**The task**
All of the data should be reproduced word for word, though its pictures must be omitted.

**Records for this exercise**

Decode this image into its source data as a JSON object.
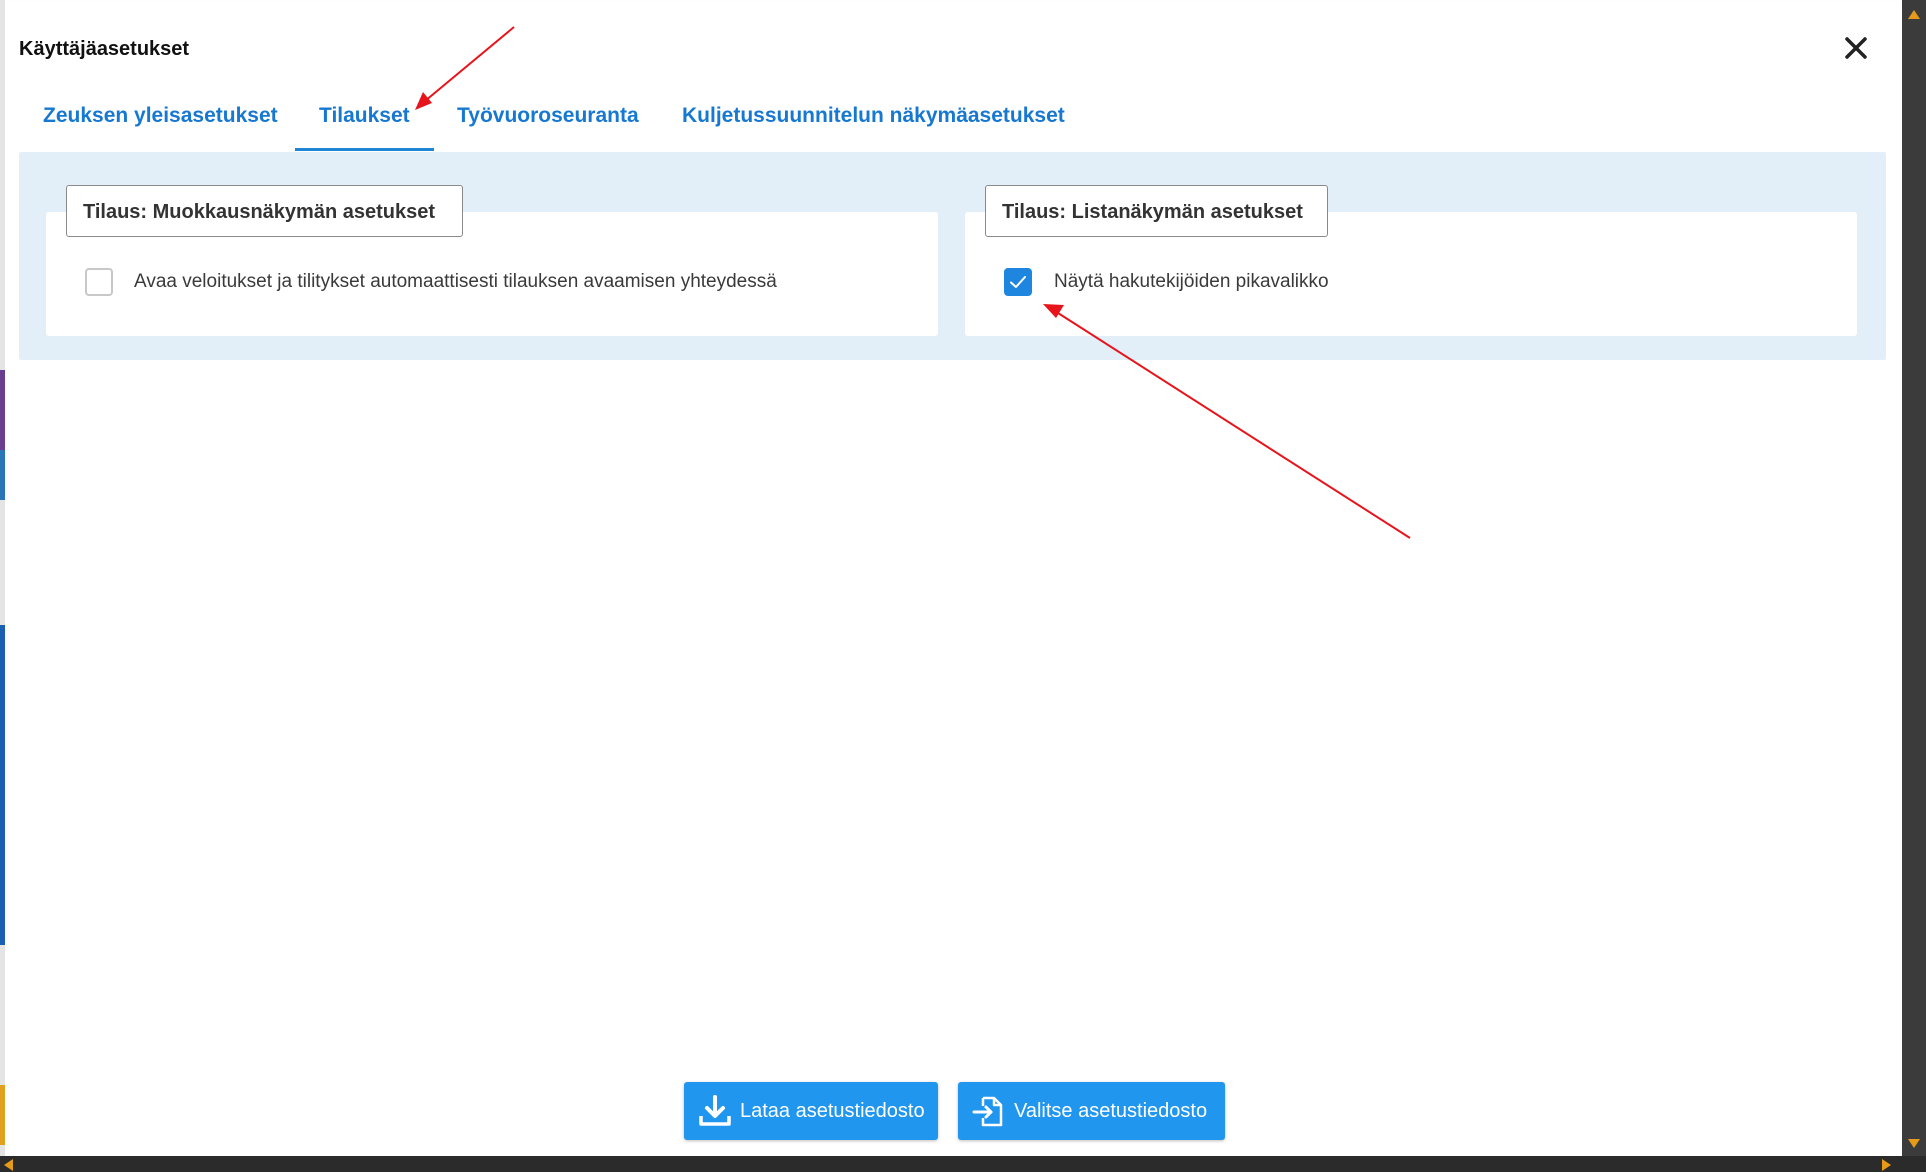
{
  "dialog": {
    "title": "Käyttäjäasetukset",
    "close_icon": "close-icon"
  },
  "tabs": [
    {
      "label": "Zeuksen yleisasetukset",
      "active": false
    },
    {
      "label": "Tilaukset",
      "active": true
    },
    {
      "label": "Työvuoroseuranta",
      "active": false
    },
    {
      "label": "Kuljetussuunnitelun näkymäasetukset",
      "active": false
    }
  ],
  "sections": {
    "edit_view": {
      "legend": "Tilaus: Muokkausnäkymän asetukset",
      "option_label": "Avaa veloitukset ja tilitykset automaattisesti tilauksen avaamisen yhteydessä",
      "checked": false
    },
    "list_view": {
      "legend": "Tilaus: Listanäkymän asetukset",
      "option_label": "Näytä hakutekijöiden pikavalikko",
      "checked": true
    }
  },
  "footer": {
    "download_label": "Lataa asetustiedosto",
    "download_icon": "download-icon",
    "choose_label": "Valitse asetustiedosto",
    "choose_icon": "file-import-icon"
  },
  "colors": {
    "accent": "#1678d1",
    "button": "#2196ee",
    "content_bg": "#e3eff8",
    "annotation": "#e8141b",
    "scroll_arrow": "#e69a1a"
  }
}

**Output for this exercise**
Decode this image into its source data as a JSON object.
{
  "dialog": {
    "title": "Käyttäjäasetukset",
    "close_icon": "close-icon"
  },
  "tabs": [
    {
      "label": "Zeuksen yleisasetukset",
      "active": false
    },
    {
      "label": "Tilaukset",
      "active": true
    },
    {
      "label": "Työvuoroseuranta",
      "active": false
    },
    {
      "label": "Kuljetussuunnitelun näkymäasetukset",
      "active": false
    }
  ],
  "sections": {
    "edit_view": {
      "legend": "Tilaus: Muokkausnäkymän asetukset",
      "option_label": "Avaa veloitukset ja tilitykset automaattisesti tilauksen avaamisen yhteydessä",
      "checked": false
    },
    "list_view": {
      "legend": "Tilaus: Listanäkymän asetukset",
      "option_label": "Näytä hakutekijöiden pikavalikko",
      "checked": true
    }
  },
  "footer": {
    "download_label": "Lataa asetustiedosto",
    "download_icon": "download-icon",
    "choose_label": "Valitse asetustiedosto",
    "choose_icon": "file-import-icon"
  },
  "colors": {
    "accent": "#1678d1",
    "button": "#2196ee",
    "content_bg": "#e3eff8",
    "annotation": "#e8141b",
    "scroll_arrow": "#e69a1a"
  }
}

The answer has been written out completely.